Under Baucus's bill, the federal rules would take over and put restrictions on when insurers could charge higher premiums as we explain above. This means that for most states, gun owners — or people with other behaviors that the government might theoretically deem "unhealthy" — would actually get more explicit protection under the Baucus bill than they have now. Today, laws in most states would not keep an insurer from discriminating against gun owners in setting premiums; under the Baucus bill, gun owners would have this protection enshrined in law.
— There's no indication in the bill that gun ownership is contemplated as a future factor in premium-setting . Even if you assume that health care reform is rushing headlong into a new era in which behavior defines health premiums — which is just speculation at this point — there is nothing in the Baucus bill that says, or even suggests, that gun ownership would be cited as a behavioral factor. Every behavioral factor explicitly cited in the bill concerns pure medical issues, such as a lowered cholesterol level, maintainance of a certain body mass index, quitting smoking or losing a specified amount of weight.
GOA's Hammond argues that in his experience, bills that start narrowly have a tendency to expand their reach. "So I don't think it is unreasonable to assume that what can be done will be done," he said.

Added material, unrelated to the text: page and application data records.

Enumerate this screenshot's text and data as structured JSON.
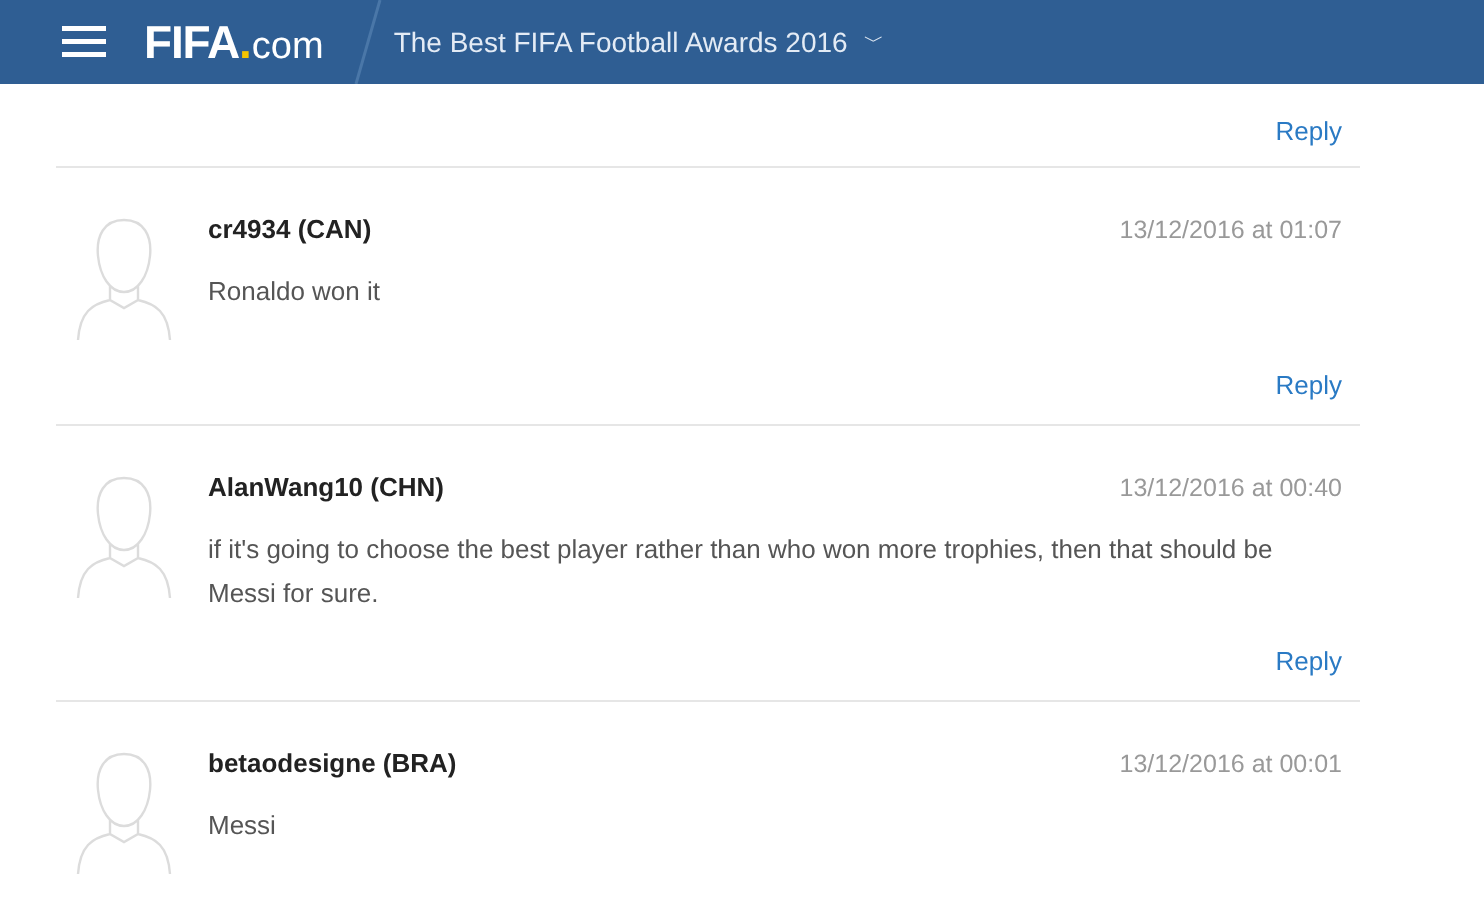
{
  "header": {
    "logo": {
      "brand": "FIFA",
      "dot": ".",
      "suffix": "com"
    },
    "title": "The Best FIFA Football Awards 2016",
    "caret": "﹀"
  },
  "top_reply": "Reply",
  "comments": [
    {
      "author": "cr4934 (CAN)",
      "date": "13/12/2016 at 01:07",
      "text": "Ronaldo won it",
      "reply": "Reply"
    },
    {
      "author": "AlanWang10 (CHN)",
      "date": "13/12/2016 at 00:40",
      "text": "if it's going to choose the best player rather than who won more trophies, then that should be Messi for sure.",
      "reply": "Reply"
    },
    {
      "author": "betaodesigne (BRA)",
      "date": "13/12/2016 at 00:01",
      "text": "Messi"
    }
  ]
}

But we find insufficient evidence to support the group's overheated rhetoric. Ultimately, we find that while the GOA is right that a more behavioral approach to pricing health care seems to be gaining steam, it is a giant and overly speculative leap to say that the Baucus bill "could be used to ban guns in home self-defense." There is nothing in the bill itself to indicate that is contemplated. We find the statement False.